There are also numerous factors that play a role in deer movement, but the one thing that can regularly be counted on is the movement of deer 30 minutes before sunrise and 30 minutes after sunset when the deer are going to or leaving their feeding ground. The main factors in deer movement are precipitation, wind, hunting pressure, rut, and lunar movement. Deer will stay in their bedding area while stormy weather, and when the storm stops, the deer regularly start moving. The deer will move to an area they feel is safe for them; they will also start challenging if the storm passed through their feeding period. Most deer feeding occurs in fields of agriculture such as corn and soybeans. Because they don’t like to be caught in the open while a storm, the deer tend to move to a more covered area of the feeding ground or leave the ground entirely until the storm ends. The rut, regularly a month long duration in which bucks mate with does, can last longer or slightly shorter than one month. The rut causes deer to be more active and do things that they would not regularly do. The last factor in deer movement is the position of the moon. When the moon is directly overhead deer seem to be more active.
Many distinct weapons are permitted in discrete states of the Usa while distinct times of deer season. These consist of bows, crossbows, rifles, shotguns, and muzzleloaders.
Archery season regularly opens weeks or months before a state or localities gun season and can be permitted for any weeks or months afterwards. Contemporary blend bows and recurve bows are used, as well as some primitive recurve and longbows by historical enthusiasts when permitted.
Rifles and shotguns are generally used for hunting deer. Most regions place limits on the minimum caliber or gauge to be used; rimfire rifles and centerfires under.22 caliber are often prohibited due to ethical concerns. Some areas of the United States prohibit rifle hunting altogether; most hunters in these areas use 10, 12, or 20 gauge shotguns with buckshot or slug loads.
Muzzleloader hunting is also a tasteless practice. Contemporary muzzleloading rifles qualified with synthetic stocks, telescopic and fiber optic sights, in-line ignition systems, developed bullet designs, and black powder substitutes such as Pyrodex are much more efficient than the muskets of generations past.
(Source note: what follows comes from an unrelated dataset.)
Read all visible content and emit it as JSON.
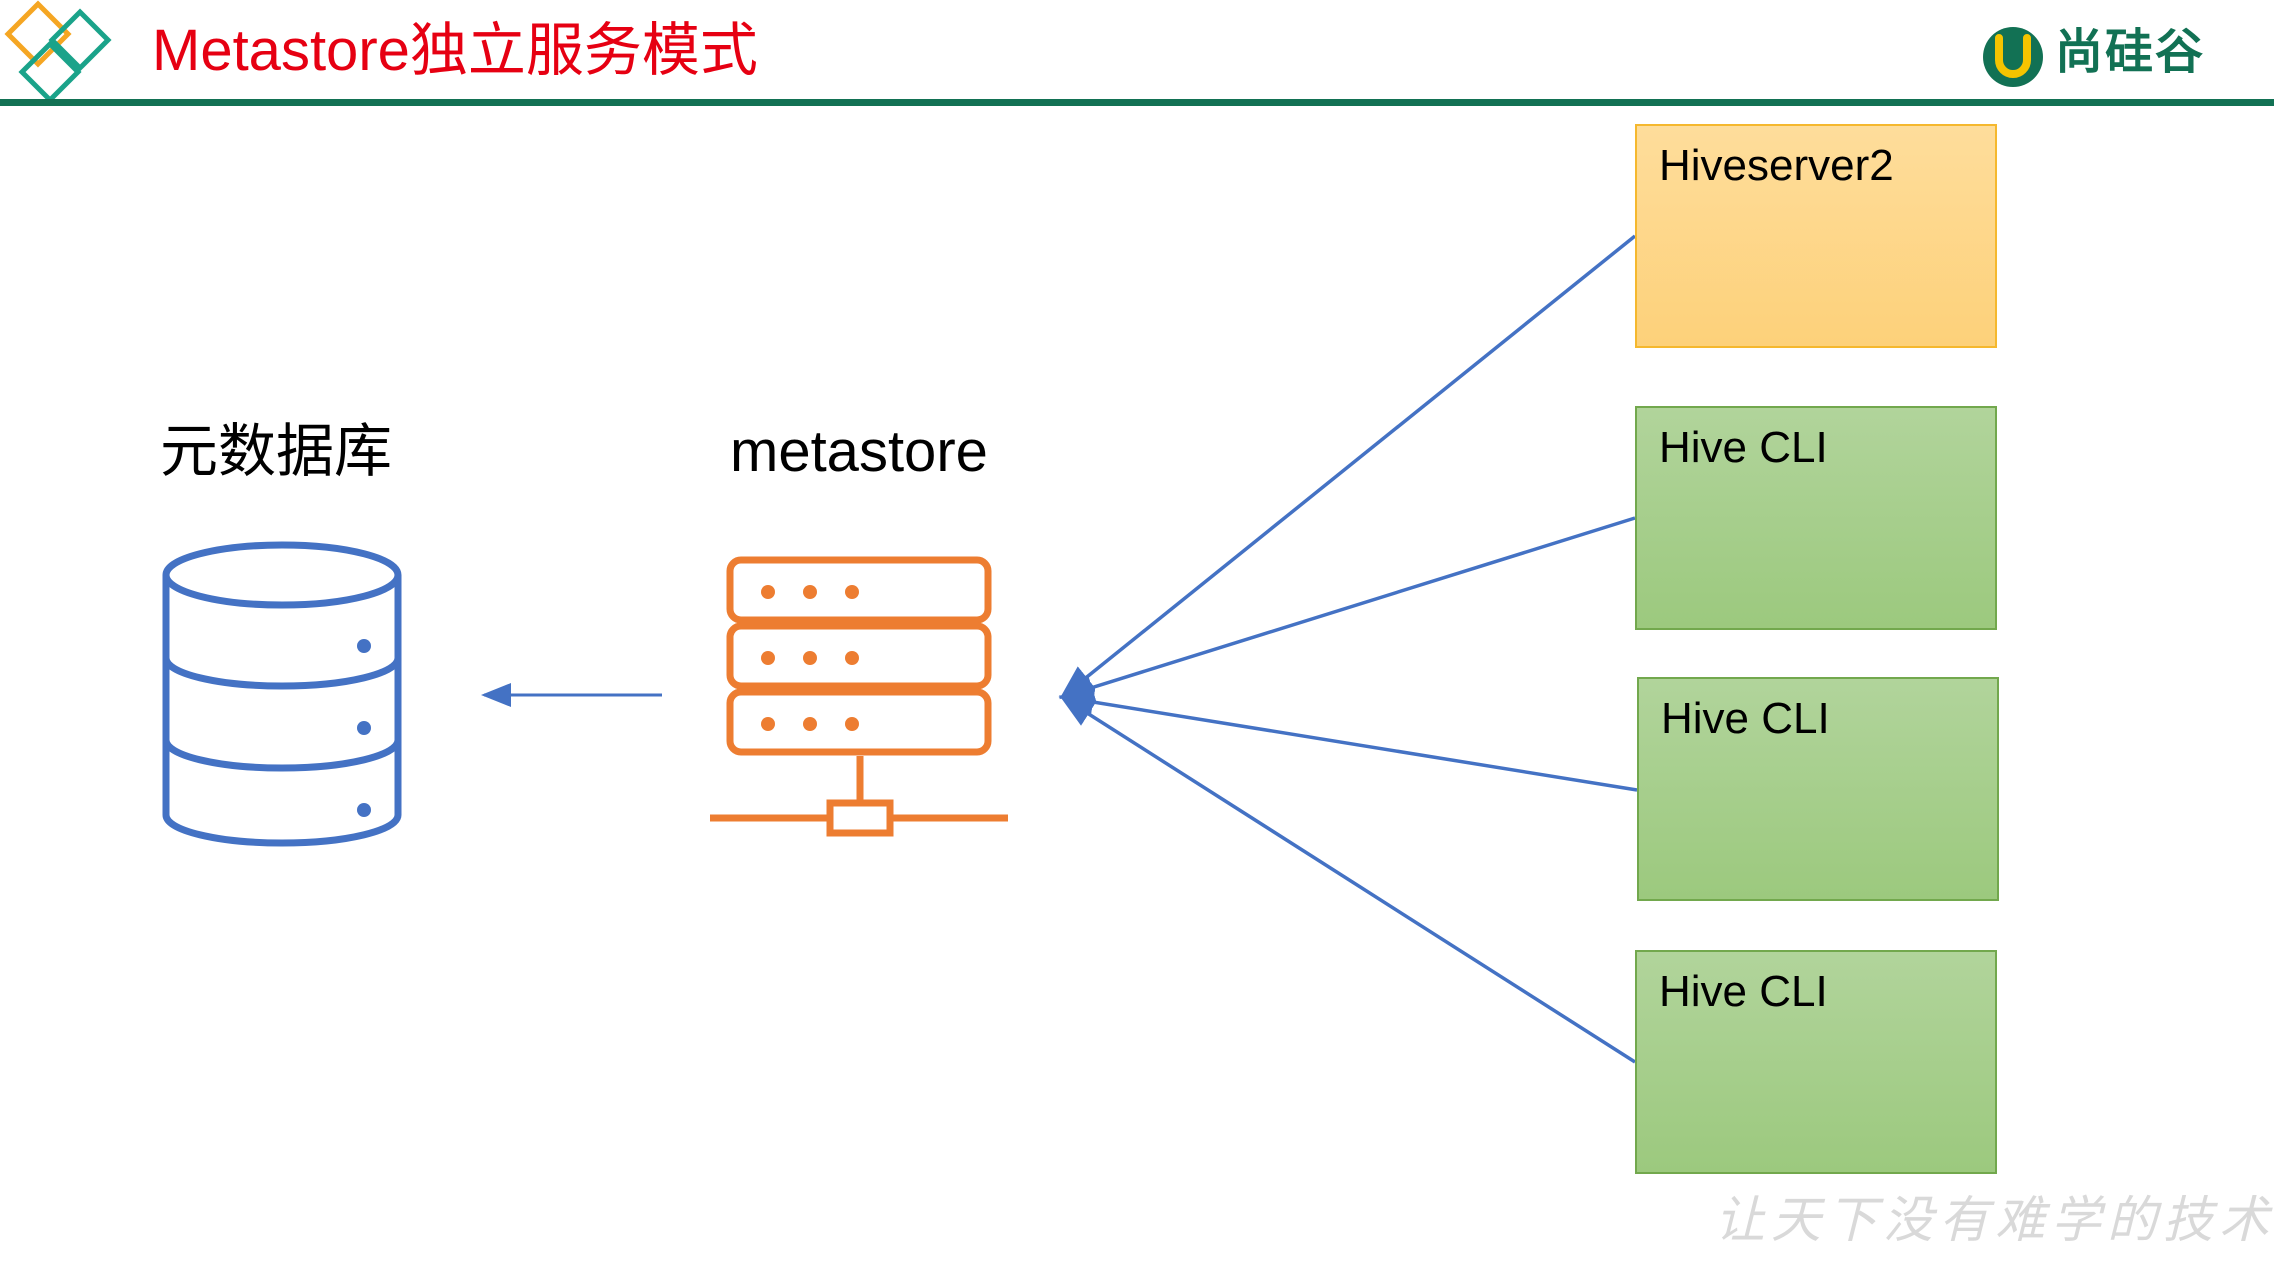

However, many traditionalists still use wood stocked, iron sighted rifles with round lead balls and traditional black powder charges.
Camouflage has been used for many years and while it is very important, it is not essential, especially while gun season when it is required that hunters wear blaze orange clothing when on group land.
There are many distinct types of deer stands, ladder stands, climbers and stationary blinds. Ladder stands are ladders with a platform on top of them chained to a tree. Climber stands are platforms with a seat that may be carried on your back and then settled regularly about 4-8 feet off the ground on a tree. Stationary blinds, built from wood and other materials are meant to be a durable and long-lasting blind whether on a stand or on the ground, depending on the terrain. Knives are valuable for skinning and field dressing deer. Tags and permits are required to hunt deer legally which helps defray the cost of promulgation and conservation programs.